Extracted data.

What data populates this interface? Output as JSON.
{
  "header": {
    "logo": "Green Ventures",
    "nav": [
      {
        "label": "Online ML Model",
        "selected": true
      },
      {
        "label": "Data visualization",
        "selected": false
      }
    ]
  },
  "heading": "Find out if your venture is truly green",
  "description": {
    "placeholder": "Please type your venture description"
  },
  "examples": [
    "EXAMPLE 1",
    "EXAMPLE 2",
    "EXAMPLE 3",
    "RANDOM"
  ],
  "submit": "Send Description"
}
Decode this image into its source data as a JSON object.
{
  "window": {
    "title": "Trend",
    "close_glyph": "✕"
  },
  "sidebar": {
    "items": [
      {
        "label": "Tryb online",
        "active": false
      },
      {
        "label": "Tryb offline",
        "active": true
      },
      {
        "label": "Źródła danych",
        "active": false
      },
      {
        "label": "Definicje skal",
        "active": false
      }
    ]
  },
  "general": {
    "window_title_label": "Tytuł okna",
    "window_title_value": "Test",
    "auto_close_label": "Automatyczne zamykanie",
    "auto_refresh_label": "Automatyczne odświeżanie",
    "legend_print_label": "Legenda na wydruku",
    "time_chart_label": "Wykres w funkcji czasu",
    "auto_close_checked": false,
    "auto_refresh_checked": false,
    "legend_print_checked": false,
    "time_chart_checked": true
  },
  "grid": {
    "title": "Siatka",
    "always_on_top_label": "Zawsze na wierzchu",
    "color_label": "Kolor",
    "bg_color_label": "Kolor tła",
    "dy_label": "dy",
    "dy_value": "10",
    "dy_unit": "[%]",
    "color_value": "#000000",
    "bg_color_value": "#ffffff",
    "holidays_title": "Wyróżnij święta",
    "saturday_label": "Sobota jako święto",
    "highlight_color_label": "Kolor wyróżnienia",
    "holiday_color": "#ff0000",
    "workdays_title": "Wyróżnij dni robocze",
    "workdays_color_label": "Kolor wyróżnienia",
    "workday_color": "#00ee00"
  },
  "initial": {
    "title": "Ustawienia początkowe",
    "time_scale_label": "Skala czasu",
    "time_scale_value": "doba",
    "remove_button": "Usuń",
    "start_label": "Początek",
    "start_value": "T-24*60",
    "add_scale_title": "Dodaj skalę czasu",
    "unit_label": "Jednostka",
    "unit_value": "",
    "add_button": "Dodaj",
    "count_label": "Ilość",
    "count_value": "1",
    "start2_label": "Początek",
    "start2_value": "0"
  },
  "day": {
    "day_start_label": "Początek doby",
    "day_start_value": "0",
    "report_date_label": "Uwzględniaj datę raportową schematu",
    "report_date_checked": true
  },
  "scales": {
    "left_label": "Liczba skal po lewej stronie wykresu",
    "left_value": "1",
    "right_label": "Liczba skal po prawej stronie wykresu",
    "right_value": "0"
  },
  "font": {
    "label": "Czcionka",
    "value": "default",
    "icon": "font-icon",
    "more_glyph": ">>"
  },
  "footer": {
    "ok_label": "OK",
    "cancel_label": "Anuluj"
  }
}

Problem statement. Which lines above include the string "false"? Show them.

Exercise result.
        "selected": false
        "active": false
        "active": false
        "active": false
    "auto_close_checked": false,
    "auto_refresh_checked": false,
    "legend_print_checked": false,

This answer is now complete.